[Items from a data source]
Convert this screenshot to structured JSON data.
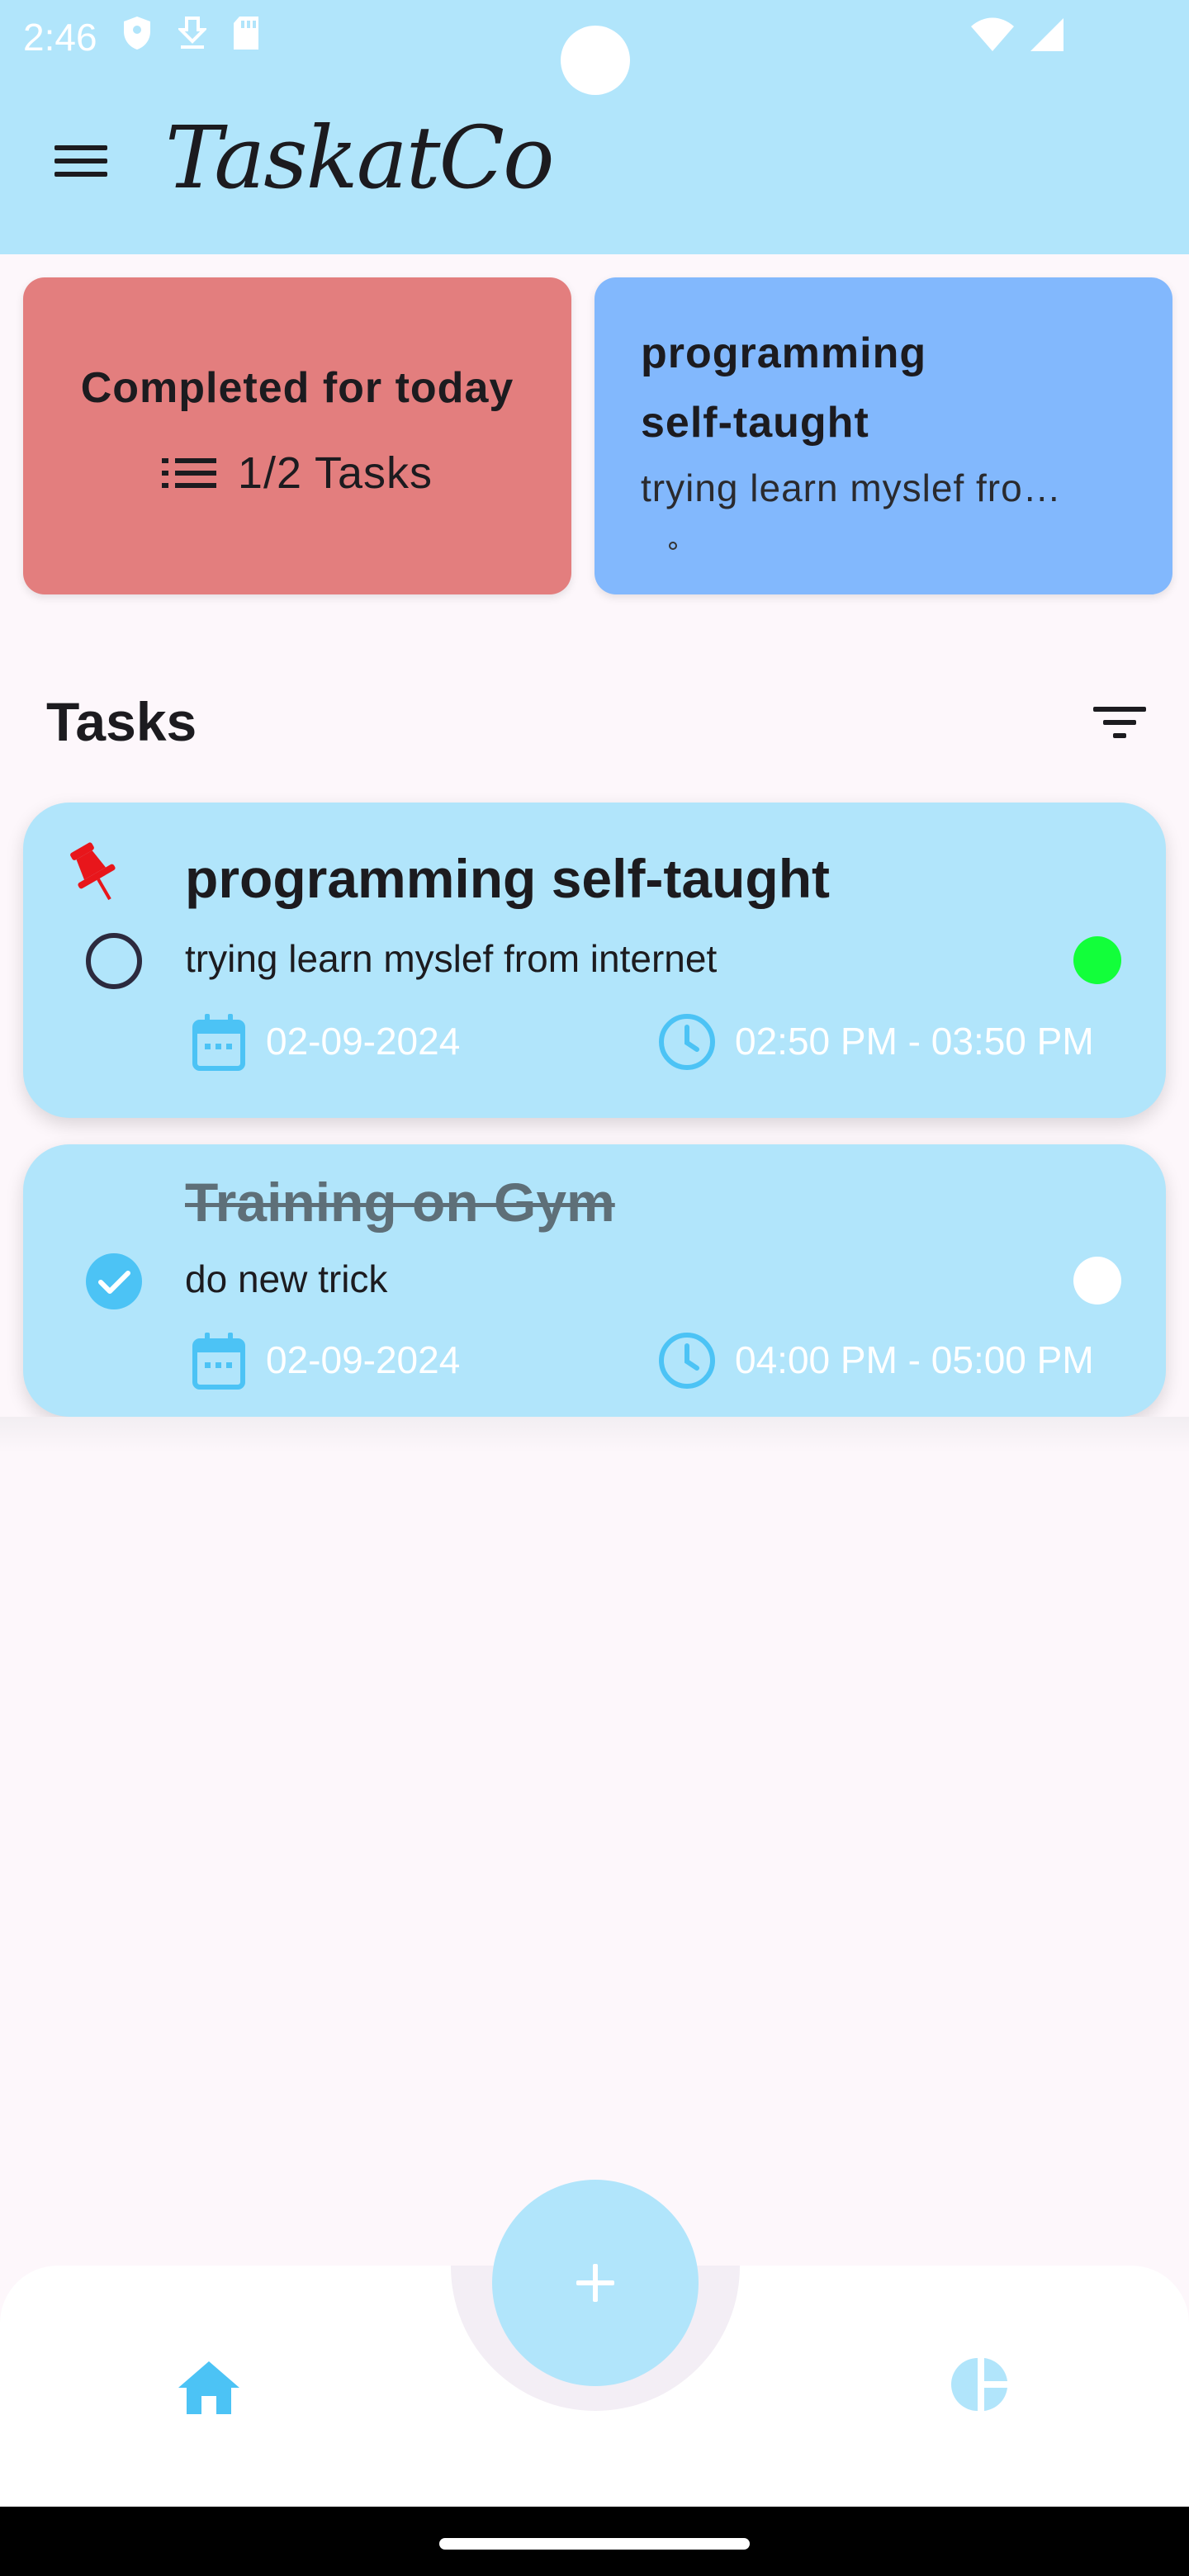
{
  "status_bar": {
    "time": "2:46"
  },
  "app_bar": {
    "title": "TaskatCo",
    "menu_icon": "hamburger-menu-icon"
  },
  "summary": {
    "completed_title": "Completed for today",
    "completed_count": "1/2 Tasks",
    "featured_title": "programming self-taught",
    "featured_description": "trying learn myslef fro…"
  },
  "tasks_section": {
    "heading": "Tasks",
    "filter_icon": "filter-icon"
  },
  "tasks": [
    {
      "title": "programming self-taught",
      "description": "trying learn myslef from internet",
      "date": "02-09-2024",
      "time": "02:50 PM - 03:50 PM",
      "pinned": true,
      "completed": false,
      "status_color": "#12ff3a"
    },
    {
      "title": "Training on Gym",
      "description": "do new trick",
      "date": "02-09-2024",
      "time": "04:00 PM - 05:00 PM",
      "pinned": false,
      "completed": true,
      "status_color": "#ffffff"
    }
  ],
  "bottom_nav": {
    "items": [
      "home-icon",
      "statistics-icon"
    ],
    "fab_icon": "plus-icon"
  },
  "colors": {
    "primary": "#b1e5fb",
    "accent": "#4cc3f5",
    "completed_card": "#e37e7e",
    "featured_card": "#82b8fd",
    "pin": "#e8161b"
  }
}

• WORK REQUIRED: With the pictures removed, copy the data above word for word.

• SOLUTION TO THE EXERCISE:
Convert this screenshot to structured JSON data.
{
  "status_bar": {
    "time": "2:46"
  },
  "app_bar": {
    "title": "TaskatCo",
    "menu_icon": "hamburger-menu-icon"
  },
  "summary": {
    "completed_title": "Completed for today",
    "completed_count": "1/2 Tasks",
    "featured_title": "programming self-taught",
    "featured_description": "trying learn myslef fro…"
  },
  "tasks_section": {
    "heading": "Tasks",
    "filter_icon": "filter-icon"
  },
  "tasks": [
    {
      "title": "programming self-taught",
      "description": "trying learn myslef from internet",
      "date": "02-09-2024",
      "time": "02:50 PM - 03:50 PM",
      "pinned": true,
      "completed": false,
      "status_color": "#12ff3a"
    },
    {
      "title": "Training on Gym",
      "description": "do new trick",
      "date": "02-09-2024",
      "time": "04:00 PM - 05:00 PM",
      "pinned": false,
      "completed": true,
      "status_color": "#ffffff"
    }
  ],
  "bottom_nav": {
    "items": [
      "home-icon",
      "statistics-icon"
    ],
    "fab_icon": "plus-icon"
  },
  "colors": {
    "primary": "#b1e5fb",
    "accent": "#4cc3f5",
    "completed_card": "#e37e7e",
    "featured_card": "#82b8fd",
    "pin": "#e8161b"
  }
}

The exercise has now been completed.